**TASK DESCRIPTION:** Output all records verbatim.

**INPUT DATA:**
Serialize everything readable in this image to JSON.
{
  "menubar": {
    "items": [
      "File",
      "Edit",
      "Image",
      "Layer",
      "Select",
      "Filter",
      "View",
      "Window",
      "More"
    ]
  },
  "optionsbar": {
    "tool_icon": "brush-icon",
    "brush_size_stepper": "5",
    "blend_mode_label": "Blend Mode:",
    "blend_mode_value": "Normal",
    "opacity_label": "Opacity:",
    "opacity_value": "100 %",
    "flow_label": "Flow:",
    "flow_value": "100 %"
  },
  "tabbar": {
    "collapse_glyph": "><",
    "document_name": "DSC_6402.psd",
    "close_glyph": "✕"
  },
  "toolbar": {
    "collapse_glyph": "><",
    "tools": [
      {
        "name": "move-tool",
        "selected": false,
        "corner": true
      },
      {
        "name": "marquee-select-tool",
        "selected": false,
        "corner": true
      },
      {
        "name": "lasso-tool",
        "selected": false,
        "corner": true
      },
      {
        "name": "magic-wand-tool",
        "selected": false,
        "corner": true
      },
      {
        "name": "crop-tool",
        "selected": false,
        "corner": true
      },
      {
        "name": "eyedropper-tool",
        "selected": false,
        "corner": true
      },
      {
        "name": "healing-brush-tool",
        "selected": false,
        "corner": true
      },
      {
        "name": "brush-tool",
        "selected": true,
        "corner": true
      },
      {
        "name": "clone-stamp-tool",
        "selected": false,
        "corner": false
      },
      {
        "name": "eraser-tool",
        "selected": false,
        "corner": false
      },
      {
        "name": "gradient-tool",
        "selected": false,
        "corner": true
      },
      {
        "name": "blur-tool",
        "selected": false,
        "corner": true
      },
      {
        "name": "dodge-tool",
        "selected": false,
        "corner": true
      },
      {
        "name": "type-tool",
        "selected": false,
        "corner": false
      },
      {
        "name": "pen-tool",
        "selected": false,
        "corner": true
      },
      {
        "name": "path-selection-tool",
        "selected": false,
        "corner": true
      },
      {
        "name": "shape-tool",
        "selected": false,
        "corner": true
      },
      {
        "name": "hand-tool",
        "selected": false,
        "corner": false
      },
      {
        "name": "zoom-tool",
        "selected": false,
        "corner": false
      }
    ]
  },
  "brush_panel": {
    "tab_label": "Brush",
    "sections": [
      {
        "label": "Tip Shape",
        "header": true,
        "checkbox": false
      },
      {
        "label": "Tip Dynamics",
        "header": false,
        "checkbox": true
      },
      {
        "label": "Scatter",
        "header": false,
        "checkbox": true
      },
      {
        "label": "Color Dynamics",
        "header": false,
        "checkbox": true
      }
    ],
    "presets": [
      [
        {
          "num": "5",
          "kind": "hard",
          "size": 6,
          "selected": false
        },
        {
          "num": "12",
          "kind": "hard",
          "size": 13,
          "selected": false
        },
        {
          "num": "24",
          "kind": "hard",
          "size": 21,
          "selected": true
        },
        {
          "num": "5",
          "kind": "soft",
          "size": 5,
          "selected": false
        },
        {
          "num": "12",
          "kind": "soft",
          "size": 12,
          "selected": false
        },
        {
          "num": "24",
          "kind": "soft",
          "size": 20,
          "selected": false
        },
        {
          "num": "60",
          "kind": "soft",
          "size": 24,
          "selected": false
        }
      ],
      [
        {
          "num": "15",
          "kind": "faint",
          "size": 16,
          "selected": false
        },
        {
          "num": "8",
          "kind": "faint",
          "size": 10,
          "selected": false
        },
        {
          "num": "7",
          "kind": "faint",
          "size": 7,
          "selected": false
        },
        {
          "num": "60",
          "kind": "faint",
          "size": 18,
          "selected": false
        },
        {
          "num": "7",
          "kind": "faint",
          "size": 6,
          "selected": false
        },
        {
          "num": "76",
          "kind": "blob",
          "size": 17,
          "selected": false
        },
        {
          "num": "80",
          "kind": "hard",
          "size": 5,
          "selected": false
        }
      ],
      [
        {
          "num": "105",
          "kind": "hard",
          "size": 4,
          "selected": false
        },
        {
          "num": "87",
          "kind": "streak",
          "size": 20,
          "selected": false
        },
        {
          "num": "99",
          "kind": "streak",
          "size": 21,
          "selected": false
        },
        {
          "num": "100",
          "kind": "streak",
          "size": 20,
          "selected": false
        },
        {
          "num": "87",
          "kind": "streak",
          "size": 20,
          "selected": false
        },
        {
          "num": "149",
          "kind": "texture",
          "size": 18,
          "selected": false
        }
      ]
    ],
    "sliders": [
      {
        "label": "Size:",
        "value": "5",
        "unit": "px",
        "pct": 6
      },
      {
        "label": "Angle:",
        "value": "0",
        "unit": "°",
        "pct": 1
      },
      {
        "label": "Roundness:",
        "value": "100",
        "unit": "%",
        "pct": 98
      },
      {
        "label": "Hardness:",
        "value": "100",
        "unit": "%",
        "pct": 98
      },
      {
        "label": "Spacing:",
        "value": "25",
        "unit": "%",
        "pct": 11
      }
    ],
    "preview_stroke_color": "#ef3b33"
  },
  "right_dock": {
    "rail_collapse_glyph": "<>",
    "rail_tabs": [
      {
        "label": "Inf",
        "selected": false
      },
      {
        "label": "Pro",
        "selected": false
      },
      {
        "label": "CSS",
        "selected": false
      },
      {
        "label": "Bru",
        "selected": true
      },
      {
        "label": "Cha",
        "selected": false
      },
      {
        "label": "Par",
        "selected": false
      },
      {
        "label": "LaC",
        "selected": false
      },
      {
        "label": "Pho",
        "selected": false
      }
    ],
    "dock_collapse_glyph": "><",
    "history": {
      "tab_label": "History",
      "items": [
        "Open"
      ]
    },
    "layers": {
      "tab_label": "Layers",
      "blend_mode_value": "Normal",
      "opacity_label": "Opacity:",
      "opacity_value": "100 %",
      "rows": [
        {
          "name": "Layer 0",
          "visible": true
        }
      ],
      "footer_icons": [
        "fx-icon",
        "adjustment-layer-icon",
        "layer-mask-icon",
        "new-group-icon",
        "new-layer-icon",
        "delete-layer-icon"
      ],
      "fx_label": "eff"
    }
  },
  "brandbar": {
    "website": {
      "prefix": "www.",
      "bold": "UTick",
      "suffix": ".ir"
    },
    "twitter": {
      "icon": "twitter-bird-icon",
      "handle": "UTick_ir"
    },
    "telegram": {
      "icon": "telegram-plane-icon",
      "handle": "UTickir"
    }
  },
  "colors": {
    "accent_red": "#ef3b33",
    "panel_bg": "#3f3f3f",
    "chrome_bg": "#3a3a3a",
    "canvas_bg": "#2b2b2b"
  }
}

**RESPONSE FOR THIS EXERCISE:**
Serialize everything readable in this image to JSON.
{
  "menubar": {
    "items": [
      "File",
      "Edit",
      "Image",
      "Layer",
      "Select",
      "Filter",
      "View",
      "Window",
      "More"
    ]
  },
  "optionsbar": {
    "tool_icon": "brush-icon",
    "brush_size_stepper": "5",
    "blend_mode_label": "Blend Mode:",
    "blend_mode_value": "Normal",
    "opacity_label": "Opacity:",
    "opacity_value": "100 %",
    "flow_label": "Flow:",
    "flow_value": "100 %"
  },
  "tabbar": {
    "collapse_glyph": "><",
    "document_name": "DSC_6402.psd",
    "close_glyph": "✕"
  },
  "toolbar": {
    "collapse_glyph": "><",
    "tools": [
      {
        "name": "move-tool",
        "selected": false,
        "corner": true
      },
      {
        "name": "marquee-select-tool",
        "selected": false,
        "corner": true
      },
      {
        "name": "lasso-tool",
        "selected": false,
        "corner": true
      },
      {
        "name": "magic-wand-tool",
        "selected": false,
        "corner": true
      },
      {
        "name": "crop-tool",
        "selected": false,
        "corner": true
      },
      {
        "name": "eyedropper-tool",
        "selected": false,
        "corner": true
      },
      {
        "name": "healing-brush-tool",
        "selected": false,
        "corner": true
      },
      {
        "name": "brush-tool",
        "selected": true,
        "corner": true
      },
      {
        "name": "clone-stamp-tool",
        "selected": false,
        "corner": false
      },
      {
        "name": "eraser-tool",
        "selected": false,
        "corner": false
      },
      {
        "name": "gradient-tool",
        "selected": false,
        "corner": true
      },
      {
        "name": "blur-tool",
        "selected": false,
        "corner": true
      },
      {
        "name": "dodge-tool",
        "selected": false,
        "corner": true
      },
      {
        "name": "type-tool",
        "selected": false,
        "corner": false
      },
      {
        "name": "pen-tool",
        "selected": false,
        "corner": true
      },
      {
        "name": "path-selection-tool",
        "selected": false,
        "corner": true
      },
      {
        "name": "shape-tool",
        "selected": false,
        "corner": true
      },
      {
        "name": "hand-tool",
        "selected": false,
        "corner": false
      },
      {
        "name": "zoom-tool",
        "selected": false,
        "corner": false
      }
    ]
  },
  "brush_panel": {
    "tab_label": "Brush",
    "sections": [
      {
        "label": "Tip Shape",
        "header": true,
        "checkbox": false
      },
      {
        "label": "Tip Dynamics",
        "header": false,
        "checkbox": true
      },
      {
        "label": "Scatter",
        "header": false,
        "checkbox": true
      },
      {
        "label": "Color Dynamics",
        "header": false,
        "checkbox": true
      }
    ],
    "presets": [
      [
        {
          "num": "5",
          "kind": "hard",
          "size": 6,
          "selected": false
        },
        {
          "num": "12",
          "kind": "hard",
          "size": 13,
          "selected": false
        },
        {
          "num": "24",
          "kind": "hard",
          "size": 21,
          "selected": true
        },
        {
          "num": "5",
          "kind": "soft",
          "size": 5,
          "selected": false
        },
        {
          "num": "12",
          "kind": "soft",
          "size": 12,
          "selected": false
        },
        {
          "num": "24",
          "kind": "soft",
          "size": 20,
          "selected": false
        },
        {
          "num": "60",
          "kind": "soft",
          "size": 24,
          "selected": false
        }
      ],
      [
        {
          "num": "15",
          "kind": "faint",
          "size": 16,
          "selected": false
        },
        {
          "num": "8",
          "kind": "faint",
          "size": 10,
          "selected": false
        },
        {
          "num": "7",
          "kind": "faint",
          "size": 7,
          "selected": false
        },
        {
          "num": "60",
          "kind": "faint",
          "size": 18,
          "selected": false
        },
        {
          "num": "7",
          "kind": "faint",
          "size": 6,
          "selected": false
        },
        {
          "num": "76",
          "kind": "blob",
          "size": 17,
          "selected": false
        },
        {
          "num": "80",
          "kind": "hard",
          "size": 5,
          "selected": false
        }
      ],
      [
        {
          "num": "105",
          "kind": "hard",
          "size": 4,
          "selected": false
        },
        {
          "num": "87",
          "kind": "streak",
          "size": 20,
          "selected": false
        },
        {
          "num": "99",
          "kind": "streak",
          "size": 21,
          "selected": false
        },
        {
          "num": "100",
          "kind": "streak",
          "size": 20,
          "selected": false
        },
        {
          "num": "87",
          "kind": "streak",
          "size": 20,
          "selected": false
        },
        {
          "num": "149",
          "kind": "texture",
          "size": 18,
          "selected": false
        }
      ]
    ],
    "sliders": [
      {
        "label": "Size:",
        "value": "5",
        "unit": "px",
        "pct": 6
      },
      {
        "label": "Angle:",
        "value": "0",
        "unit": "°",
        "pct": 1
      },
      {
        "label": "Roundness:",
        "value": "100",
        "unit": "%",
        "pct": 98
      },
      {
        "label": "Hardness:",
        "value": "100",
        "unit": "%",
        "pct": 98
      },
      {
        "label": "Spacing:",
        "value": "25",
        "unit": "%",
        "pct": 11
      }
    ],
    "preview_stroke_color": "#ef3b33"
  },
  "right_dock": {
    "rail_collapse_glyph": "<>",
    "rail_tabs": [
      {
        "label": "Inf",
        "selected": false
      },
      {
        "label": "Pro",
        "selected": false
      },
      {
        "label": "CSS",
        "selected": false
      },
      {
        "label": "Bru",
        "selected": true
      },
      {
        "label": "Cha",
        "selected": false
      },
      {
        "label": "Par",
        "selected": false
      },
      {
        "label": "LaC",
        "selected": false
      },
      {
        "label": "Pho",
        "selected": false
      }
    ],
    "dock_collapse_glyph": "><",
    "history": {
      "tab_label": "History",
      "items": [
        "Open"
      ]
    },
    "layers": {
      "tab_label": "Layers",
      "blend_mode_value": "Normal",
      "opacity_label": "Opacity:",
      "opacity_value": "100 %",
      "rows": [
        {
          "name": "Layer 0",
          "visible": true
        }
      ],
      "footer_icons": [
        "fx-icon",
        "adjustment-layer-icon",
        "layer-mask-icon",
        "new-group-icon",
        "new-layer-icon",
        "delete-layer-icon"
      ],
      "fx_label": "eff"
    }
  },
  "brandbar": {
    "website": {
      "prefix": "www.",
      "bold": "UTick",
      "suffix": ".ir"
    },
    "twitter": {
      "icon": "twitter-bird-icon",
      "handle": "UTick_ir"
    },
    "telegram": {
      "icon": "telegram-plane-icon",
      "handle": "UTickir"
    }
  },
  "colors": {
    "accent_red": "#ef3b33",
    "panel_bg": "#3f3f3f",
    "chrome_bg": "#3a3a3a",
    "canvas_bg": "#2b2b2b"
  }
}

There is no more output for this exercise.